Egypt regime 'attempting to reconcile' with banned Muslim Brotherhood
A Muslim Brotherhood leader has said that Egyptian authorities have been attempting to reconcile with the blacklisted Islamist movement.
Mohamed Sudan told The New Arab on Wednesday that figures from the Egyptian government have contacted the group to speak about working on a compromise deal between both sides.
"There have been very recent communications from parties in the current Egyptian regime and some of its supporters with the Muslim Brotherhood to try and reach a truce or reconciliation deal," Sudan said.
"Second-level leaders in some agencies of the Sisi regime have visited Istanbul to express their desire to join the anti-coup camp and others have done the same during meetings in Cairo," the London-based Brotherhood leader added.
Sudan refused to disclose the identities of the Egyptian officials, who have reportedly contacted the Brotherhood about the possible political reconcilement.
A military overthrow led by current President Abdel Fattah al-Sisi against former Islamist Brotherhood-affiliated President Mohammad Morsi in 2013 unleashed a bloody crackdown on his supporters.

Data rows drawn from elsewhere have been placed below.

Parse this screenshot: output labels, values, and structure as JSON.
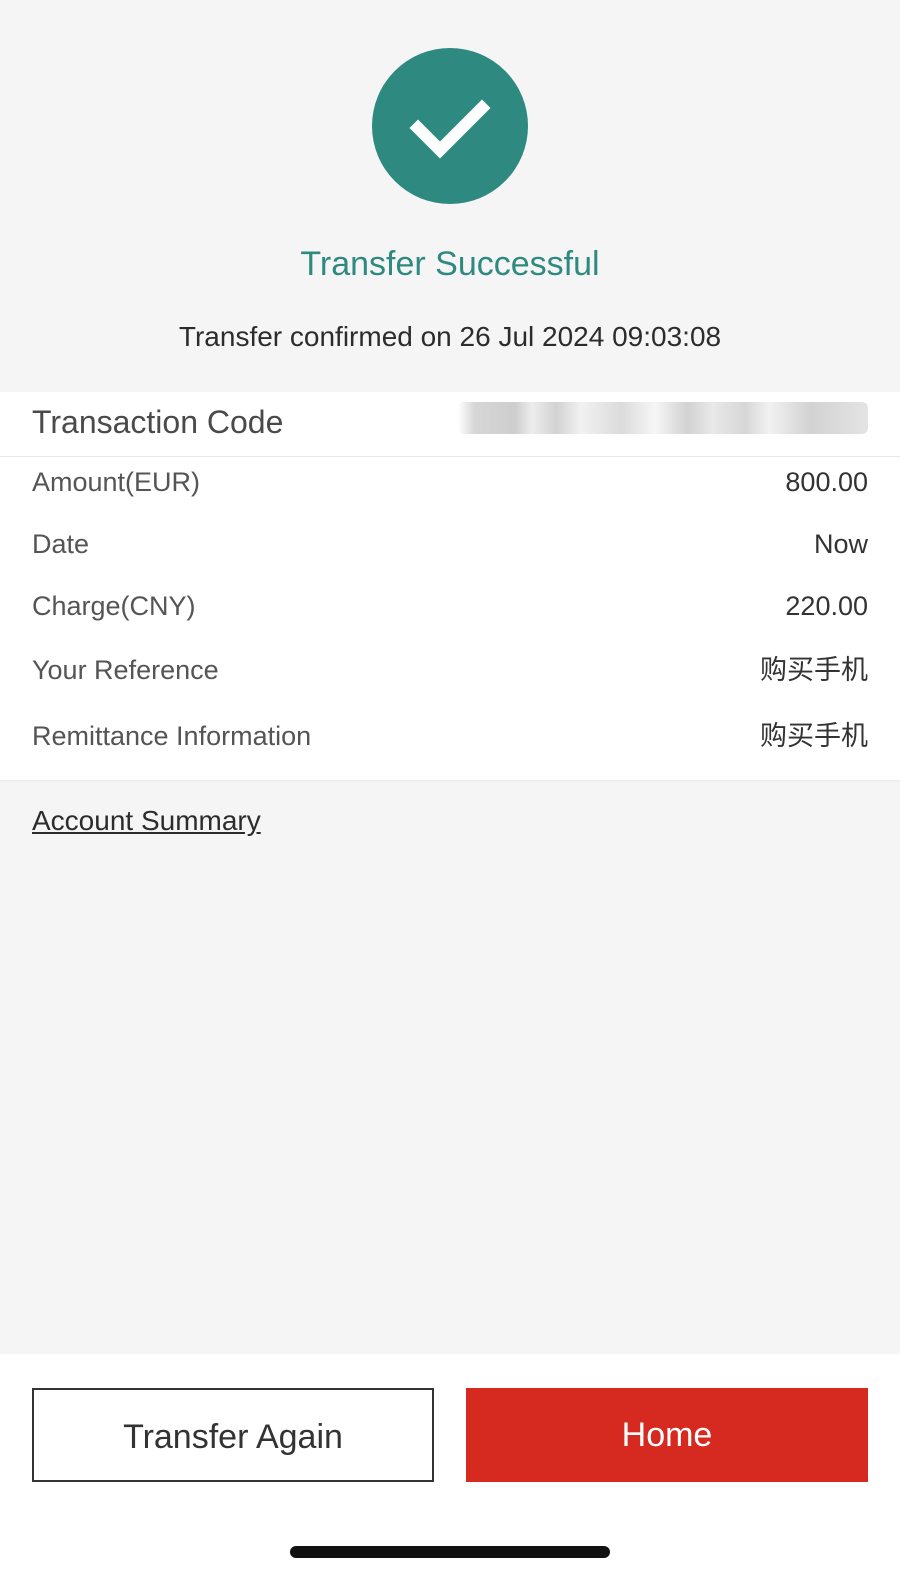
{
  "status": {
    "icon": "checkmark-icon",
    "title": "Transfer Successful",
    "subtitle": "Transfer confirmed on 26 Jul 2024 09:03:08"
  },
  "transaction": {
    "code_label": "Transaction Code",
    "code_value_redacted": true
  },
  "details": [
    {
      "label": "Amount(EUR)",
      "value": "800.00"
    },
    {
      "label": "Date",
      "value": "Now"
    },
    {
      "label": "Charge(CNY)",
      "value": "220.00"
    },
    {
      "label": "Your Reference",
      "value": "购买手机"
    },
    {
      "label": "Remittance Information",
      "value": "购买手机"
    }
  ],
  "links": {
    "account_summary": "Account Summary"
  },
  "buttons": {
    "transfer_again": "Transfer Again",
    "home": "Home"
  },
  "colors": {
    "accent_green": "#2e8a80",
    "primary_red": "#d62a20",
    "background": "#f5f5f5"
  }
}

The crackdown decimated the Islamist movement and killed hundreds of its members, and set off an insurgency that has killed scores of security personnel.

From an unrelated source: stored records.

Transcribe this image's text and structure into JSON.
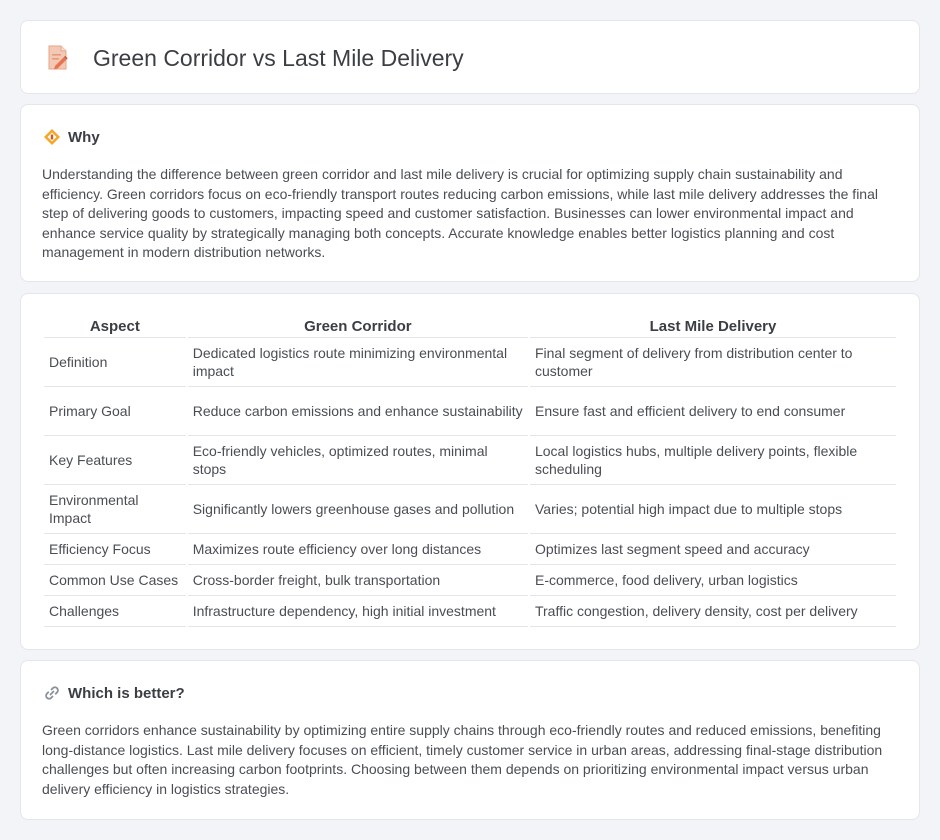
{
  "header": {
    "title": "Green Corridor vs Last Mile Delivery",
    "icon": "document-pencil-icon"
  },
  "why": {
    "heading": "Why",
    "icon": "diamond-sign-icon",
    "text": "Understanding the difference between green corridor and last mile delivery is crucial for optimizing supply chain sustainability and efficiency. Green corridors focus on eco-friendly transport routes reducing carbon emissions, while last mile delivery addresses the final step of delivering goods to customers, impacting speed and customer satisfaction. Businesses can lower environmental impact and enhance service quality by strategically managing both concepts. Accurate knowledge enables better logistics planning and cost management in modern distribution networks."
  },
  "comparison": {
    "headers": [
      "Aspect",
      "Green Corridor",
      "Last Mile Delivery"
    ],
    "rows": [
      [
        "Definition",
        "Dedicated logistics route minimizing environmental impact",
        "Final segment of delivery from distribution center to customer"
      ],
      [
        "Primary Goal",
        "Reduce carbon emissions and enhance sustainability",
        "Ensure fast and efficient delivery to end consumer"
      ],
      [
        "Key Features",
        "Eco-friendly vehicles, optimized routes, minimal stops",
        "Local logistics hubs, multiple delivery points, flexible scheduling"
      ],
      [
        "Environmental Impact",
        "Significantly lowers greenhouse gases and pollution",
        "Varies; potential high impact due to multiple stops"
      ],
      [
        "Efficiency Focus",
        "Maximizes route efficiency over long distances",
        "Optimizes last segment speed and accuracy"
      ],
      [
        "Common Use Cases",
        "Cross-border freight, bulk transportation",
        "E-commerce, food delivery, urban logistics"
      ],
      [
        "Challenges",
        "Infrastructure dependency, high initial investment",
        "Traffic congestion, delivery density, cost per delivery"
      ]
    ]
  },
  "better": {
    "heading": "Which is better?",
    "icon": "link-icon",
    "text": "Green corridors enhance sustainability by optimizing entire supply chains through eco-friendly routes and reduced emissions, benefiting long-distance logistics. Last mile delivery focuses on efficient, timely customer service in urban areas, addressing final-stage distribution challenges but often increasing carbon footprints. Choosing between them depends on prioritizing environmental impact versus urban delivery efficiency in logistics strategies."
  }
}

The report of a possible reconciliation with the banned group comes as US President Donald Trump seems set to designate the Muslim Brotherhood a terrorist organisation - a designation that has long been sought out by Sisi.
An executive order under consideration by Trump would direct the secretary of state to determine whether to designate the Muslim Brotherhood a foreign terrorist organisation, The New York Times reported on Wednesday.
Trump is reportedly also planning to suspend issuing visas for people from several Muslim-majority countries, including Syria and Iraq, for at least 30 days.
The newly inaugurated US President said this week that his administration was committed to providing military assistance to Egypt's regime, after speaking to Sisi in a phone call.
The Egyptian leader, who was the first world leader to congratulate Trump on his election win, has painted himself as a regional leader in the fight against Islamic militancy – a stance that echoes Trump's priorities.
Egypt has recently come under fire for its indiscriminate use of broad counter-terrorism laws after a criminal court classified around 1,500 people as "terrorists" for their alleged assistance to the Muslim Brotherhood.